Idris Khamis, a meteorologist, said: "They have reached the
end of the line. That's why they are accepting the U.N.
decision. Otherwise it's the same fate for Gaddafi as Hitler and
In Benghazi, where the rebel movement is based, reports of
continuing fighting in Ajdabiyah to the south fuelled scepticism
of Gaddafi's intentions.
"It's just on TV. In fact he fights now in Ajdabiyah. He is
trying to get more time. He is crazy and will fight till he
dies," said Salah Hussein, 42, a travel agent.
Aisha Aftaita, a teacher, added: "Gaddafi is still firing
and shooting. He didn't stop. He is trying to take back

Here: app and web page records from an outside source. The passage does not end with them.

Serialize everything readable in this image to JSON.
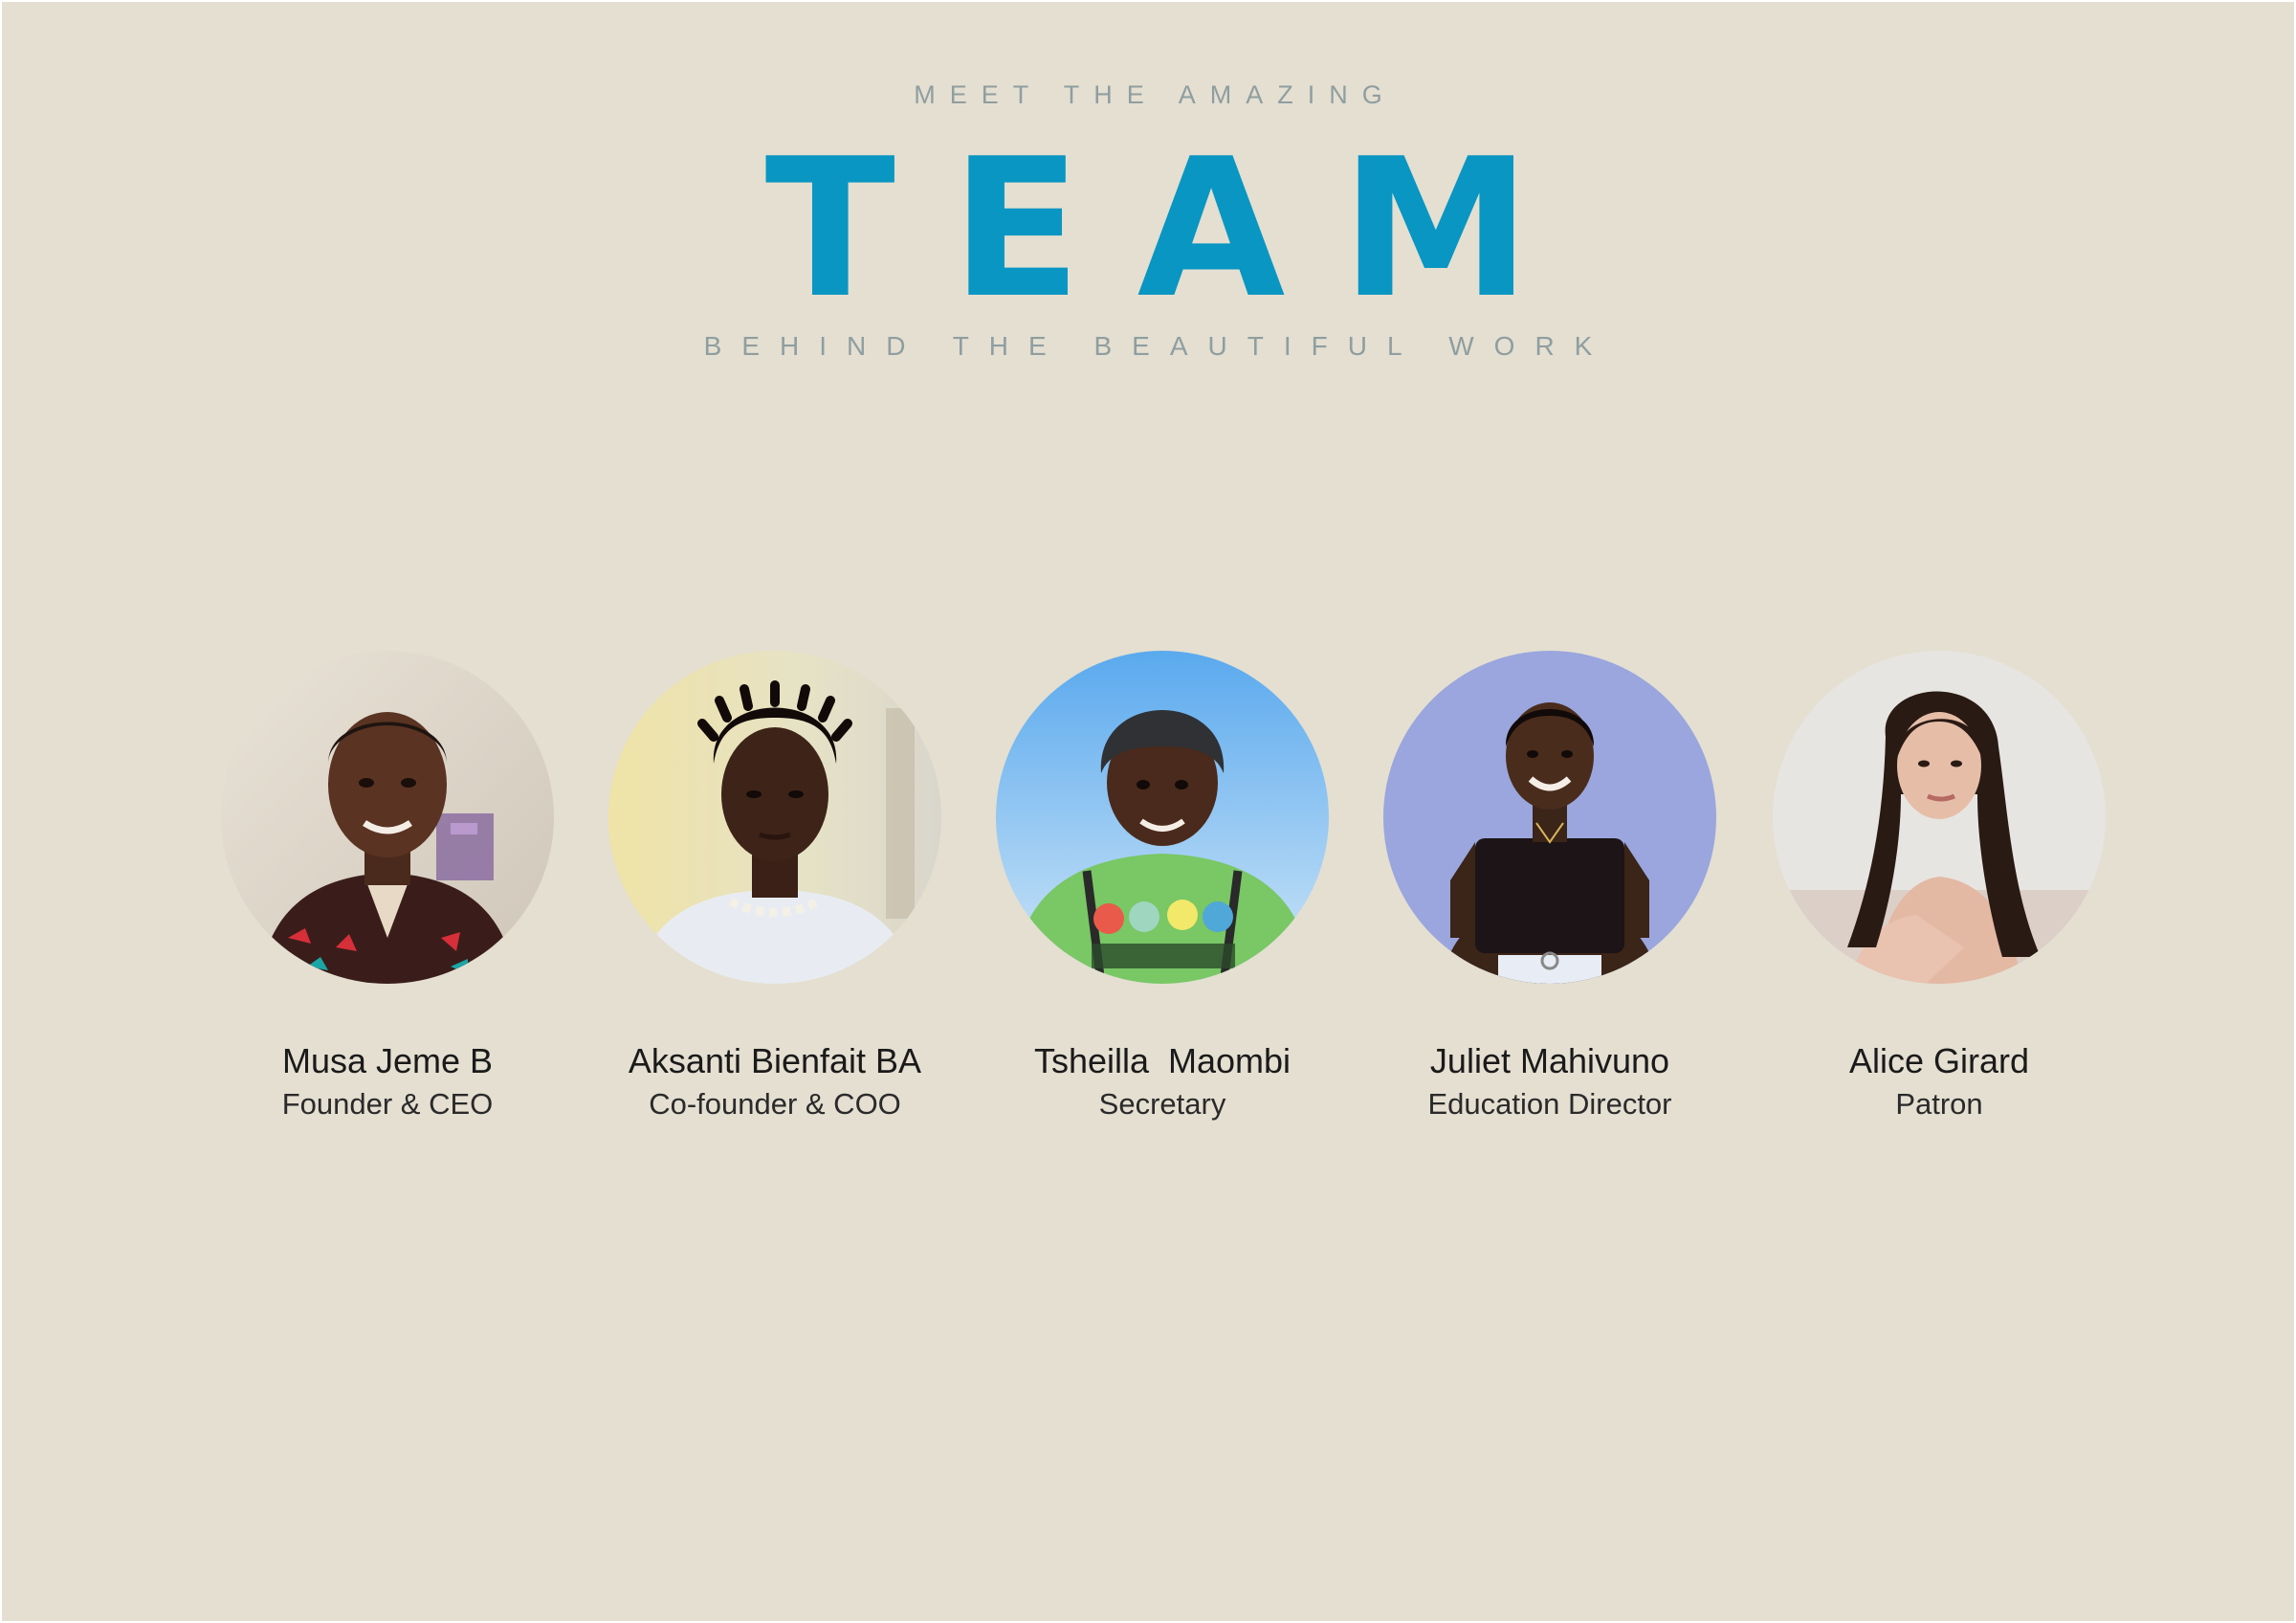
{
  "header": {
    "kicker": "MEET THE AMAZING",
    "title": "TEAM",
    "subtitle": "BEHIND THE BEAUTIFUL WORK"
  },
  "colors": {
    "background": "#e4dfd1",
    "title": "#0996c3",
    "tagline": "#8f9ea0"
  },
  "team": [
    {
      "name": "Musa Jeme B",
      "role": "Founder & CEO"
    },
    {
      "name": "Aksanti Bienfait BA",
      "role": "Co-founder & COO"
    },
    {
      "name": "Tsheilla  Maombi",
      "role": "Secretary"
    },
    {
      "name": "Juliet Mahivuno",
      "role": "Education Director"
    },
    {
      "name": "Alice Girard",
      "role": "Patron"
    }
  ]
}
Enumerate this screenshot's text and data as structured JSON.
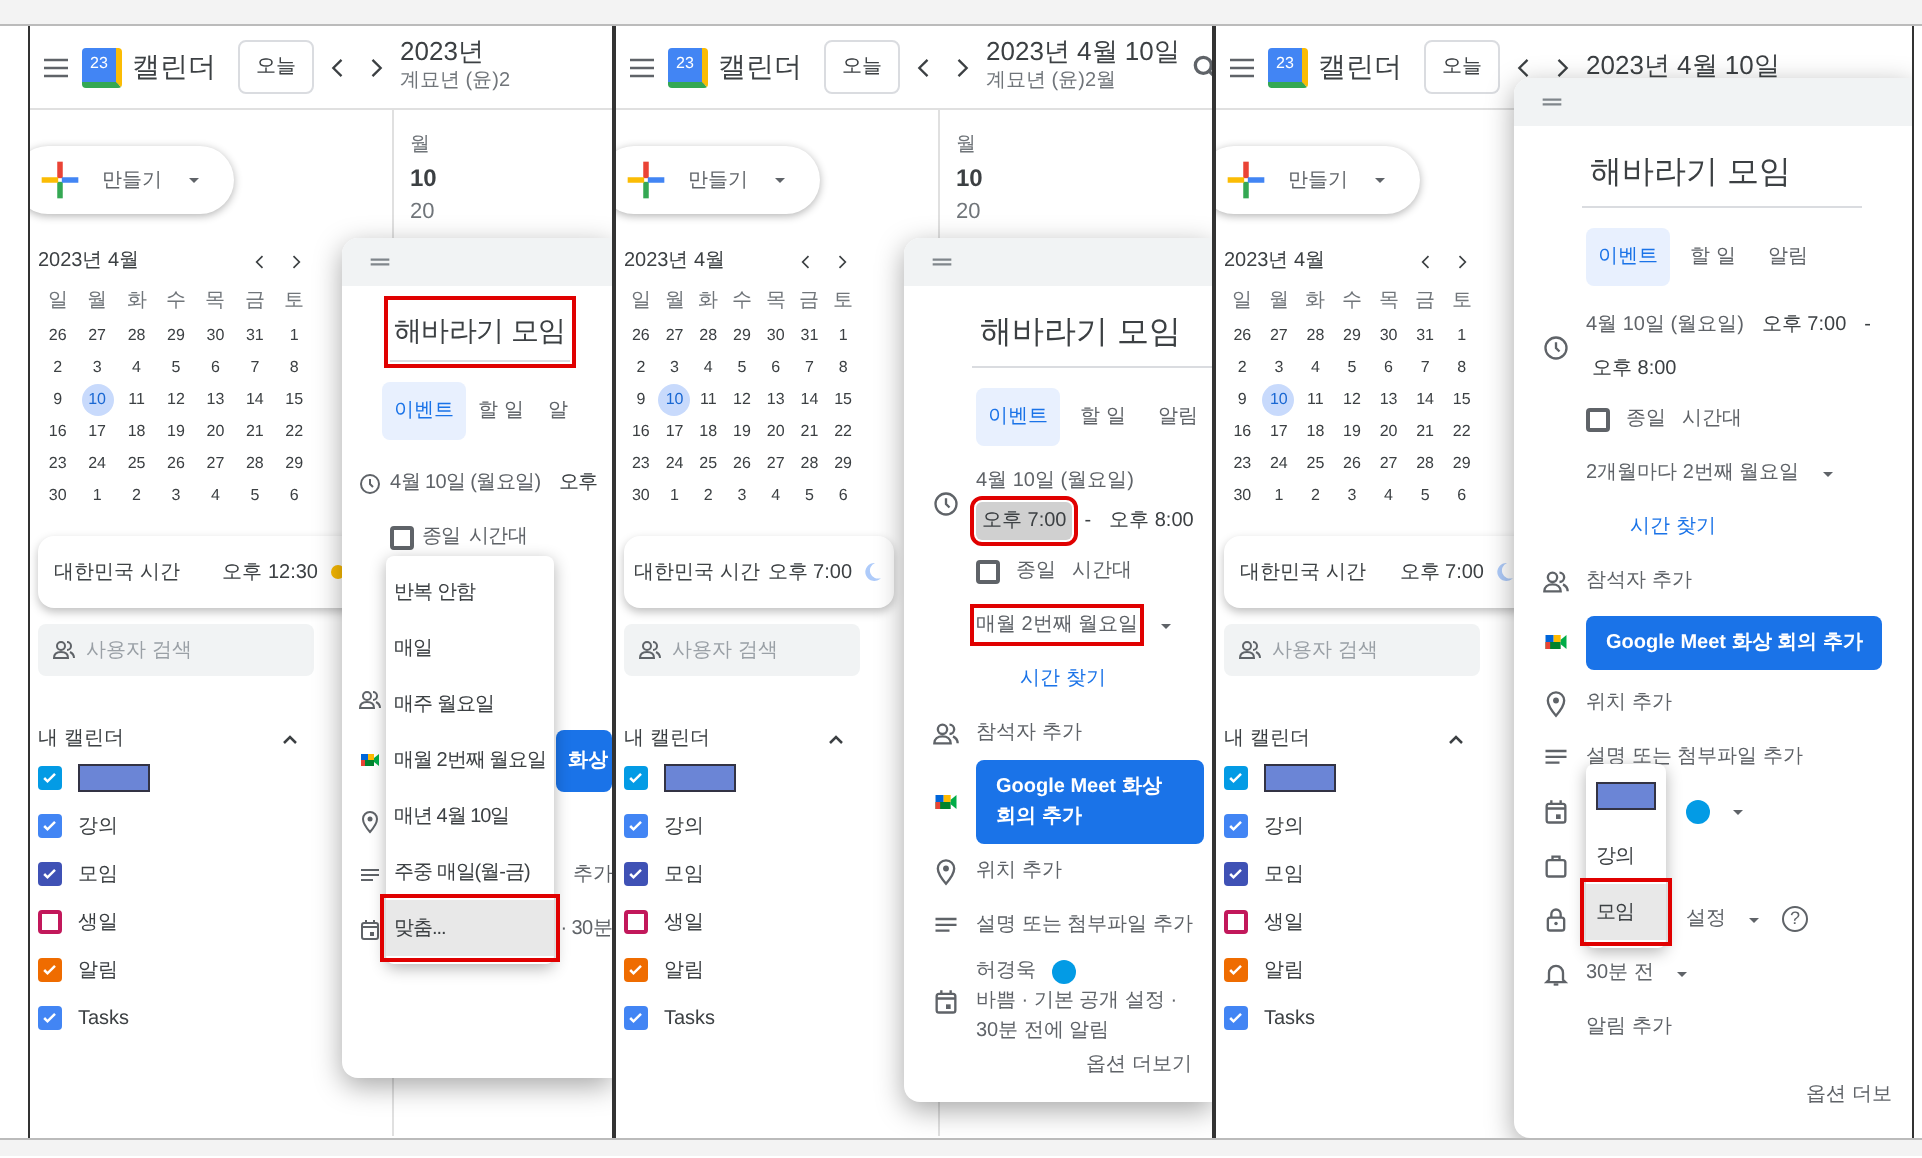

Ajdabiyah. There is still heavy fighting there. He is trying to
Libya said it would "deal positively" with the U.N.
resolution. In a news conference broadcast live by Arab
satellite channels, Foreign Minister Moussa Koussa also said the
Tripoli government would respect human rights -- a declaration
that triggered cynical laughter from the viewers in Tobruk.
"Can you believe what you are hearing," said one, waving his
hand dismissively at the television screen.
"They talk about human rights. Do you see human rights when
a country bombs its own people. He won't respect the U.N. It's
just TV propaganda," said Nasser Saeed.
Mohammed Farraj added: "Why did he not respect human rights
of the Libyan people from the start? We just want him to go.
(Writing by Tom Perry in Cairo; Editing by Giles Elgood)